• [Description of the task] Verbatim output of the lines below is required, with the images omitted.

• [Exercise material]
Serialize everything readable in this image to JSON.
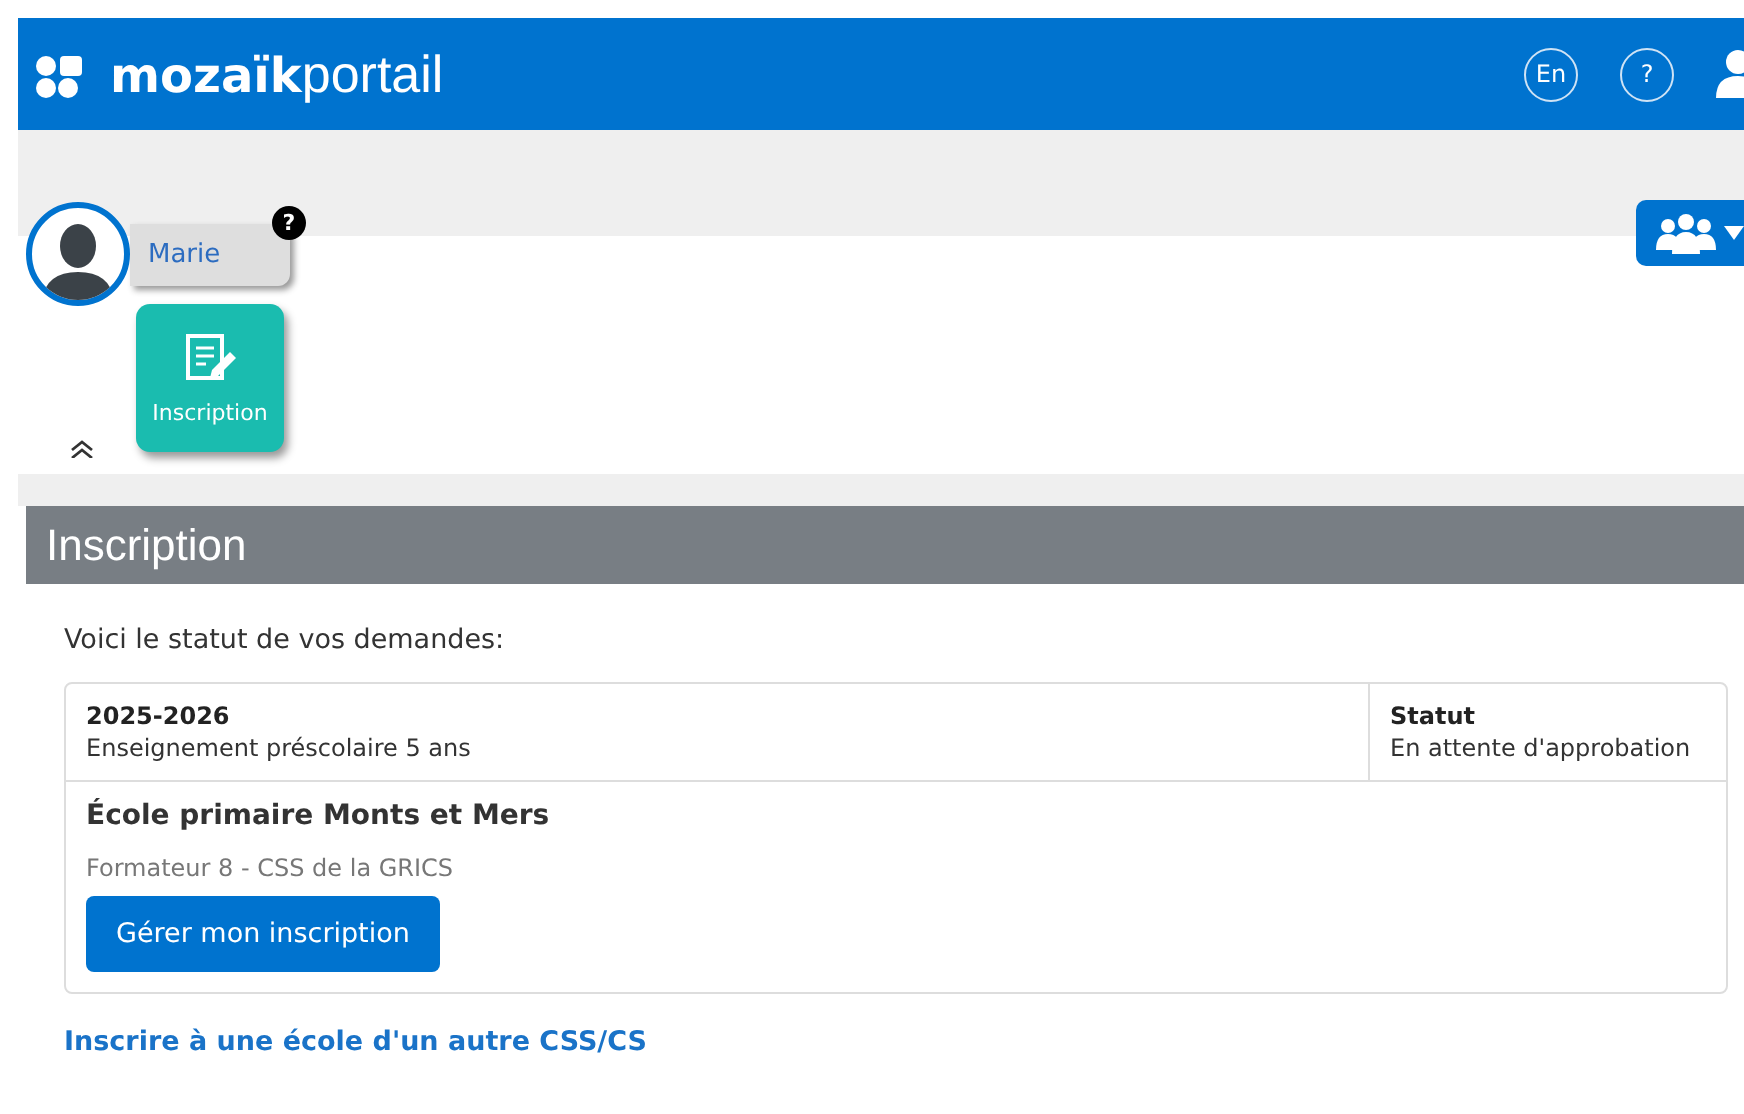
{
  "header": {
    "logo_bold": "mozaïk",
    "logo_light": "portail",
    "language_button": "En",
    "help_button": "?"
  },
  "profile": {
    "name": "Marie",
    "help_badge": "?"
  },
  "apps": [
    {
      "label": "Inscription",
      "selected": true
    }
  ],
  "section": {
    "title": "Inscription",
    "intro": "Voici le statut de vos demandes:",
    "requests": [
      {
        "year": "2025-2026",
        "program": "Enseignement préscolaire 5 ans",
        "status_label": "Statut",
        "status": "En attente d'approbation",
        "school": "École primaire Monts et Mers",
        "organization": "Formateur 8 - CSS de la GRICS",
        "action": "Gérer mon inscription"
      }
    ],
    "link": "Inscrire à une école d'un autre CSS/CS"
  }
}
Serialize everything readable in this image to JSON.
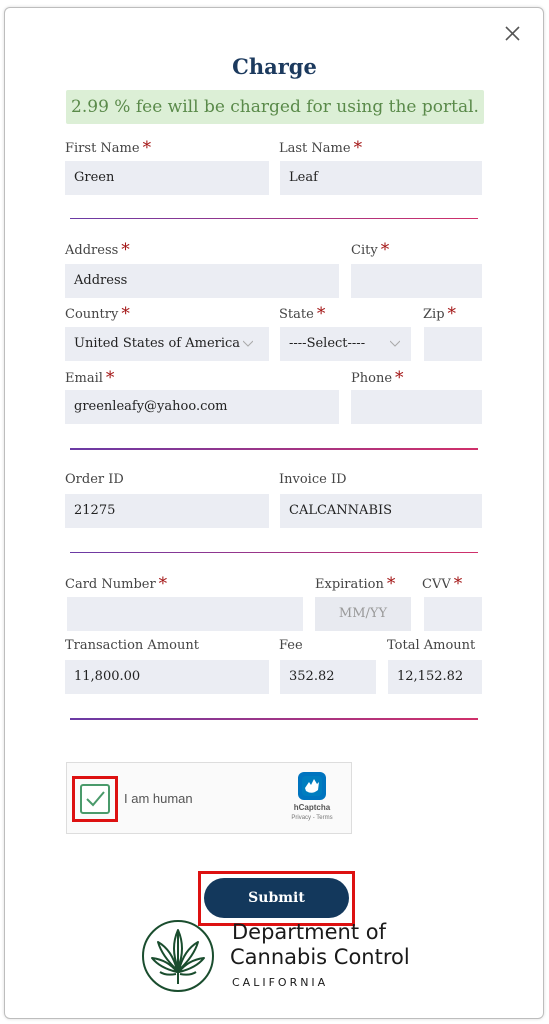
{
  "form": {
    "title": "Charge",
    "fee_notice": "2.99 % fee will be charged for using the portal.",
    "first_name": {
      "label": "First Name",
      "value": "Green"
    },
    "last_name": {
      "label": "Last Name",
      "value": "Leaf"
    },
    "address": {
      "label": "Address",
      "value": "Address"
    },
    "city": {
      "label": "City",
      "value": ""
    },
    "country": {
      "label": "Country",
      "value": "United States of America"
    },
    "state": {
      "label": "State",
      "value": "----Select----"
    },
    "zip": {
      "label": "Zip",
      "value": ""
    },
    "email": {
      "label": "Email",
      "value": "greenleafy@yahoo.com"
    },
    "phone": {
      "label": "Phone",
      "value": ""
    },
    "order_id": {
      "label": "Order ID",
      "value": "21275"
    },
    "invoice_id": {
      "label": "Invoice ID",
      "value": "CALCANNABIS"
    },
    "card_number": {
      "label": "Card Number",
      "value": ""
    },
    "expiration": {
      "label": "Expiration",
      "placeholder": "MM/YY"
    },
    "cvv": {
      "label": "CVV",
      "value": ""
    },
    "transaction_amount": {
      "label": "Transaction Amount",
      "value": "11,800.00"
    },
    "fee": {
      "label": "Fee",
      "value": "352.82"
    },
    "total_amount": {
      "label": "Total Amount",
      "value": "12,152.82"
    },
    "required_mark": "*"
  },
  "captcha": {
    "checkbox_label": "I am human",
    "checked": true,
    "brand": "hCaptcha",
    "links": "Privacy - Terms"
  },
  "submit_label": "Submit",
  "footer": {
    "line1": "Department of",
    "line2": "Cannabis Control",
    "line3": "CALIFORNIA"
  },
  "icons": {
    "close": "close-icon",
    "select_chevron": "chevron-down-icon",
    "checkmark": "check-icon",
    "captcha_logo": "hcaptcha-logo-icon",
    "agency_logo": "cannabis-leaf-logo-icon"
  },
  "colors": {
    "title": "#1c3a5e",
    "banner_bg": "#dcefd6",
    "banner_text": "#5a8a4a",
    "required": "#a31515",
    "submit_bg": "#13385c",
    "highlight": "#dd1111",
    "check": "#4a9a6b"
  }
}
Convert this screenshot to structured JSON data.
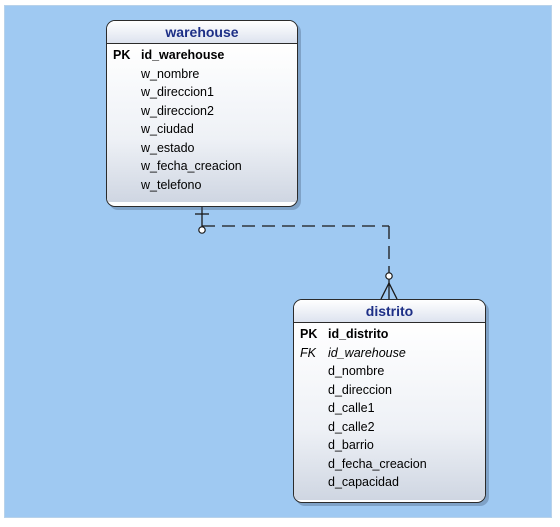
{
  "entities": {
    "warehouse": {
      "title": "warehouse",
      "pk_marker": "PK",
      "pk_field": "id_warehouse",
      "fields": [
        "w_nombre",
        "w_direccion1",
        "w_direccion2",
        "w_ciudad",
        "w_estado",
        "w_fecha_creacion",
        "w_telefono"
      ]
    },
    "distrito": {
      "title": "distrito",
      "pk_marker": "PK",
      "pk_field": "id_distrito",
      "fk_marker": "FK",
      "fk_field": "id_warehouse",
      "fields": [
        "d_nombre",
        "d_direccion",
        "d_calle1",
        "d_calle2",
        "d_barrio",
        "d_fecha_creacion",
        "d_capacidad"
      ]
    }
  },
  "colors": {
    "background": "#9fc9f2",
    "title_text": "#1d2f86",
    "line": "#1a1a1a"
  },
  "relationship": {
    "from": "warehouse",
    "to": "distrito",
    "style": "dashed",
    "cardinality_from": "zero-or-one",
    "cardinality_to": "zero-or-many"
  }
}
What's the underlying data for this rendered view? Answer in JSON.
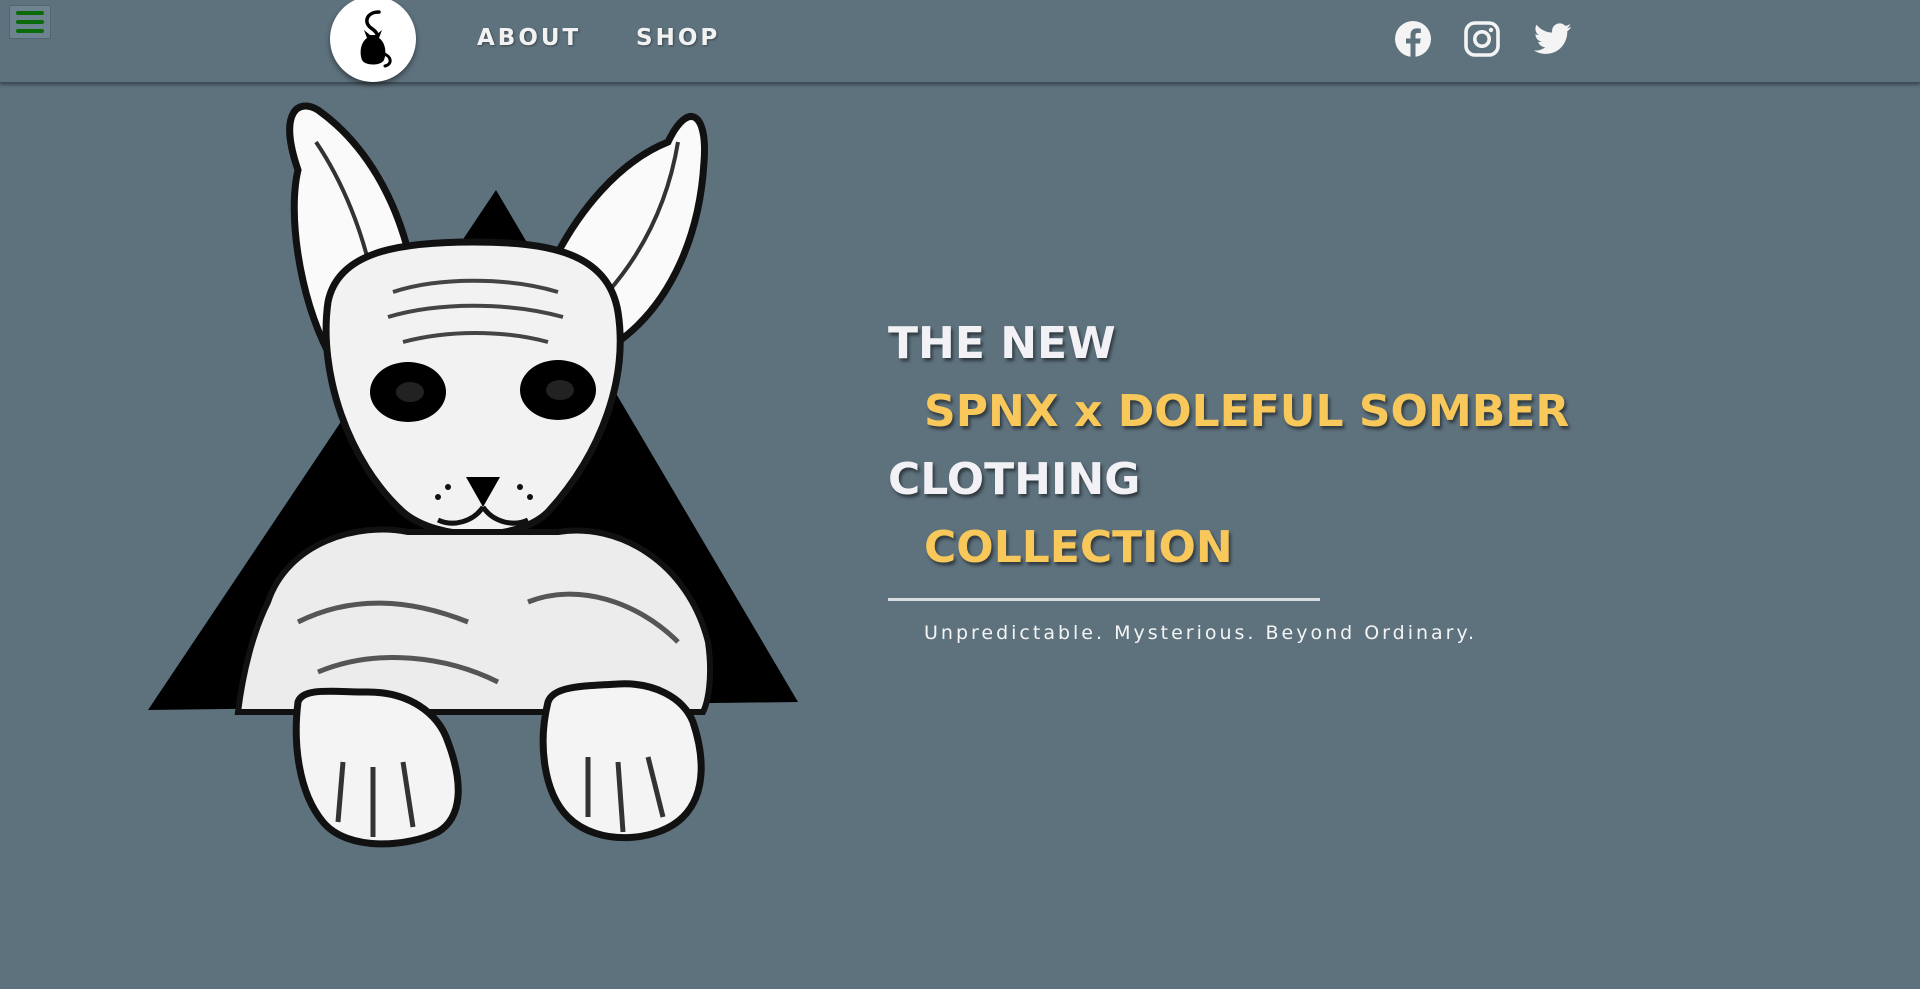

• [Solved exercise]
Serialize everything readable in this image to JSON.
{
  "header": {
    "logo_bold": "mozaïk",
    "logo_light": "portail",
    "language_button": "En",
    "help_button": "?"
  },
  "profile": {
    "name": "Marie",
    "help_badge": "?"
  },
  "apps": [
    {
      "label": "Inscription",
      "selected": true
    }
  ],
  "section": {
    "title": "Inscription",
    "intro": "Voici le statut de vos demandes:",
    "requests": [
      {
        "year": "2025-2026",
        "program": "Enseignement préscolaire 5 ans",
        "status_label": "Statut",
        "status": "En attente d'approbation",
        "school": "École primaire Monts et Mers",
        "organization": "Formateur 8 - CSS de la GRICS",
        "action": "Gérer mon inscription"
      }
    ],
    "link": "Inscrire à une école d'un autre CSS/CS"
  }
}
Serialize everything readable in this image to JSON.
{
  "form": {
    "title": "Charge",
    "fee_notice": "2.99 % fee will be charged for using the portal.",
    "first_name": {
      "label": "First Name",
      "value": "Green"
    },
    "last_name": {
      "label": "Last Name",
      "value": "Leaf"
    },
    "address": {
      "label": "Address",
      "value": "Address"
    },
    "city": {
      "label": "City",
      "value": ""
    },
    "country": {
      "label": "Country",
      "value": "United States of America"
    },
    "state": {
      "label": "State",
      "value": "----Select----"
    },
    "zip": {
      "label": "Zip",
      "value": ""
    },
    "email": {
      "label": "Email",
      "value": "greenleafy@yahoo.com"
    },
    "phone": {
      "label": "Phone",
      "value": ""
    },
    "order_id": {
      "label": "Order ID",
      "value": "21275"
    },
    "invoice_id": {
      "label": "Invoice ID",
      "value": "CALCANNABIS"
    },
    "card_number": {
      "label": "Card Number",
      "value": ""
    },
    "expiration": {
      "label": "Expiration",
      "placeholder": "MM/YY"
    },
    "cvv": {
      "label": "CVV",
      "value": ""
    },
    "transaction_amount": {
      "label": "Transaction Amount",
      "value": "11,800.00"
    },
    "fee": {
      "label": "Fee",
      "value": "352.82"
    },
    "total_amount": {
      "label": "Total Amount",
      "value": "12,152.82"
    },
    "required_mark": "*"
  },
  "captcha": {
    "checkbox_label": "I am human",
    "checked": true,
    "brand": "hCaptcha",
    "links": "Privacy - Terms"
  },
  "submit_label": "Submit",
  "footer": {
    "line1": "Department of",
    "line2": "Cannabis Control",
    "line3": "CALIFORNIA"
  },
  "icons": {
    "close": "close-icon",
    "select_chevron": "chevron-down-icon",
    "checkmark": "check-icon",
    "captcha_logo": "hcaptcha-logo-icon",
    "agency_logo": "cannabis-leaf-logo-icon"
  },
  "colors": {
    "title": "#1c3a5e",
    "banner_bg": "#dcefd6",
    "banner_text": "#5a8a4a",
    "required": "#a31515",
    "submit_bg": "#13385c",
    "highlight": "#dd1111",
    "check": "#4a9a6b"
  }
}
Convert this screenshot to structured JSON data.
{
  "entities": {
    "warehouse": {
      "title": "warehouse",
      "pk_marker": "PK",
      "pk_field": "id_warehouse",
      "fields": [
        "w_nombre",
        "w_direccion1",
        "w_direccion2",
        "w_ciudad",
        "w_estado",
        "w_fecha_creacion",
        "w_telefono"
      ]
    },
    "distrito": {
      "title": "distrito",
      "pk_marker": "PK",
      "pk_field": "id_distrito",
      "fk_marker": "FK",
      "fk_field": "id_warehouse",
      "fields": [
        "d_nombre",
        "d_direccion",
        "d_calle1",
        "d_calle2",
        "d_barrio",
        "d_fecha_creacion",
        "d_capacidad"
      ]
    }
  },
  "colors": {
    "background": "#9fc9f2",
    "title_text": "#1d2f86",
    "line": "#1a1a1a"
  },
  "relationship": {
    "from": "warehouse",
    "to": "distrito",
    "style": "dashed",
    "cardinality_from": "zero-or-one",
    "cardinality_to": "zero-or-many"
  }
}
What's the underlying data for this rendered view? Answer in JSON.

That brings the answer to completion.